§ Items from an interface collection
::::::::

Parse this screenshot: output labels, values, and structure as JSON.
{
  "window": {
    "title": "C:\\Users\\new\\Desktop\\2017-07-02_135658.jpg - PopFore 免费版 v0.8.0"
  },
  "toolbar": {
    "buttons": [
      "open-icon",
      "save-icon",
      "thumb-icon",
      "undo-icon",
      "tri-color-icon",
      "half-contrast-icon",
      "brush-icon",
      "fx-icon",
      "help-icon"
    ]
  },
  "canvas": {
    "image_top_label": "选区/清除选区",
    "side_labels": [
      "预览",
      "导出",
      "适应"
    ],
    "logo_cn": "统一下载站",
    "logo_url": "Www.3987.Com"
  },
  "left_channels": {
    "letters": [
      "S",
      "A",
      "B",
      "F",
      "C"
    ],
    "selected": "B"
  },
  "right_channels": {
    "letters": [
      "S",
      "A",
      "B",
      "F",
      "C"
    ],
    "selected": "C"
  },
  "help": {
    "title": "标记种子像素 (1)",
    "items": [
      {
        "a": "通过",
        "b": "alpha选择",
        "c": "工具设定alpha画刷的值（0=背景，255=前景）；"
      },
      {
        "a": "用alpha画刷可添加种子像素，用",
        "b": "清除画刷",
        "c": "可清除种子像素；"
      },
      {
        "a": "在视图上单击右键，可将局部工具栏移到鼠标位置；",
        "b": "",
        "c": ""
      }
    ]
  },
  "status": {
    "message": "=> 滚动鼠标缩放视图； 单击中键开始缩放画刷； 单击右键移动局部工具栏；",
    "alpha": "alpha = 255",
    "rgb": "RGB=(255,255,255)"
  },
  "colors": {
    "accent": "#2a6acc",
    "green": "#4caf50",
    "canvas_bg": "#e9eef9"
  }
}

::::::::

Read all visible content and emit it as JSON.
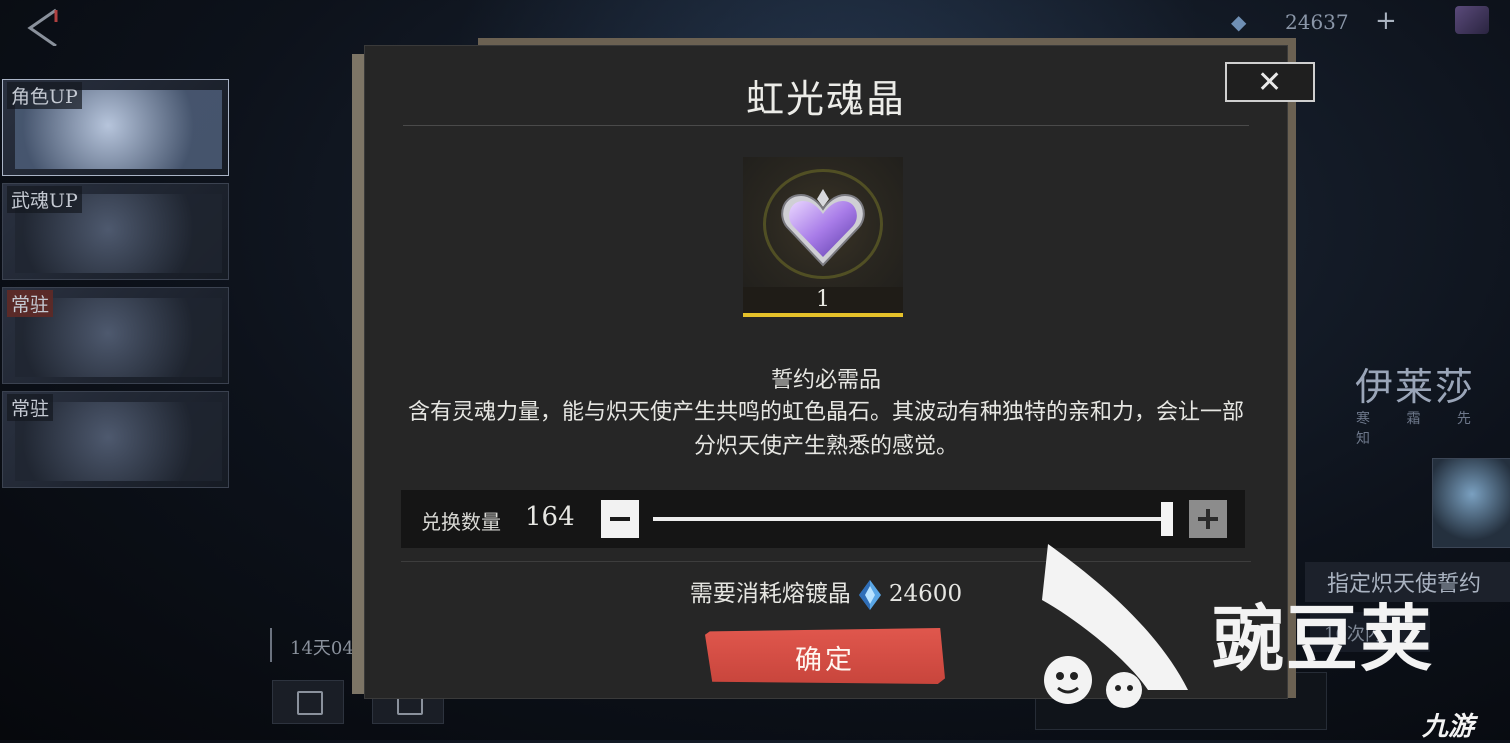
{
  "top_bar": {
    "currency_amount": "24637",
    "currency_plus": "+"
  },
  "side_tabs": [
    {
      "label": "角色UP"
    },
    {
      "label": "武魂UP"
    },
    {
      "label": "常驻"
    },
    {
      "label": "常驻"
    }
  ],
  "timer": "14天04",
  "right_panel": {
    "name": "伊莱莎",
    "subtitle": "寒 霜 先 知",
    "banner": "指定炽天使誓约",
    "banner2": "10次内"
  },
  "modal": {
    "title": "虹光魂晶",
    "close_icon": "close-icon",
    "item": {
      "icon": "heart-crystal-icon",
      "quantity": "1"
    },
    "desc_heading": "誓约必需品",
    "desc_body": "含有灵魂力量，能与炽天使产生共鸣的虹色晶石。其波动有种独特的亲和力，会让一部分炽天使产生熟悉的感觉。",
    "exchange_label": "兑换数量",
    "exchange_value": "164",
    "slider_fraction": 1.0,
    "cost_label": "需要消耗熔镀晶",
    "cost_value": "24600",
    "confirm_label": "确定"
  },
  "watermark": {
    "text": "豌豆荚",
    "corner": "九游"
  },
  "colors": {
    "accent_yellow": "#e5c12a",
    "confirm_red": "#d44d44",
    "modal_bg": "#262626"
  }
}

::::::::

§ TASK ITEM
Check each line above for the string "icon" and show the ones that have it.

§ RESPONSE AREA
      "open-icon",
      "save-icon",
      "thumb-icon",
      "undo-icon",
      "tri-color-icon",
      "half-contrast-icon",
      "brush-icon",
      "fx-icon",
      "help-icon"
    "close_icon": "close-icon",
      "icon": "heart-crystal-icon",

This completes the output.